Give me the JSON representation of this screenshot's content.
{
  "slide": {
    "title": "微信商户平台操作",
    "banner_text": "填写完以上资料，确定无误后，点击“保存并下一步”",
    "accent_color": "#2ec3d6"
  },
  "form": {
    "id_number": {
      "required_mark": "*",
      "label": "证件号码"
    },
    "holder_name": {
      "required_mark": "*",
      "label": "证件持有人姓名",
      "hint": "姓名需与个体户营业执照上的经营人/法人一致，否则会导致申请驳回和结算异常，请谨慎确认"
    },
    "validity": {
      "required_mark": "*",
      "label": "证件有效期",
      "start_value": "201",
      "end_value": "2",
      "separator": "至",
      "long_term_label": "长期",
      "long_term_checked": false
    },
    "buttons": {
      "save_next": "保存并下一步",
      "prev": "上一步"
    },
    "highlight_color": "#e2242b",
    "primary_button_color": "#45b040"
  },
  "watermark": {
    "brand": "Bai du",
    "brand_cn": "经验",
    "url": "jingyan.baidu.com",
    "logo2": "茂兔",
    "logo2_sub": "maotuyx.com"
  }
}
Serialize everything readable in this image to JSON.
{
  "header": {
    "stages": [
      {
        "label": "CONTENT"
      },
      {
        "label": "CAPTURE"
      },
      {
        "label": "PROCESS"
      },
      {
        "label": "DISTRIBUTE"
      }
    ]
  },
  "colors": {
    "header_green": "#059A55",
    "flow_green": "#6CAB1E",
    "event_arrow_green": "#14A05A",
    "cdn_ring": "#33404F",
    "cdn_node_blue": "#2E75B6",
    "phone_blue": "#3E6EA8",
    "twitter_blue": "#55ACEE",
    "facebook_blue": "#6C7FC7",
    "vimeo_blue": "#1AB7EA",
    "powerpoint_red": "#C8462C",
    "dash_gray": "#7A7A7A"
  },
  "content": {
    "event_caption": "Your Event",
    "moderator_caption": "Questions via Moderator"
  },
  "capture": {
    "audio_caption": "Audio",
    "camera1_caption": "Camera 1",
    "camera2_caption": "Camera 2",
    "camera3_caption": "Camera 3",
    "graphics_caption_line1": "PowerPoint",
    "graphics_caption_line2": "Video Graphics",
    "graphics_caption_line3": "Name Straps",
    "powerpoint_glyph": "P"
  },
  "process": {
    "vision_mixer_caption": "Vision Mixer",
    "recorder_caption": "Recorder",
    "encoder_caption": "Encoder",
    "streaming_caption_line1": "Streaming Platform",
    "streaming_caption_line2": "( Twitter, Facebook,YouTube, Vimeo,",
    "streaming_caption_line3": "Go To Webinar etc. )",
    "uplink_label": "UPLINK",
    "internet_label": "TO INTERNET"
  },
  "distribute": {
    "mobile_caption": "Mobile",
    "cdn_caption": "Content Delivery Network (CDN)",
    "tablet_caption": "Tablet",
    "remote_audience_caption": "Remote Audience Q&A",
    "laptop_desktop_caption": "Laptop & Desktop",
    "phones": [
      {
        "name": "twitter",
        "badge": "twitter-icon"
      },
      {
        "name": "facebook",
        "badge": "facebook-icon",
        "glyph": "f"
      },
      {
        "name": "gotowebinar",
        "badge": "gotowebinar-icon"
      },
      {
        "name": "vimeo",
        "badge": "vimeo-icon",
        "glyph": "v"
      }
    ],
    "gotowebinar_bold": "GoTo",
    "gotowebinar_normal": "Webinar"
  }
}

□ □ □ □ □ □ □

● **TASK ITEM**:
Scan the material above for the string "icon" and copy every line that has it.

● **REPLY**:
        "badge": "twitter-icon"
        "badge": "facebook-icon",
        "badge": "gotowebinar-icon"
        "badge": "vimeo-icon",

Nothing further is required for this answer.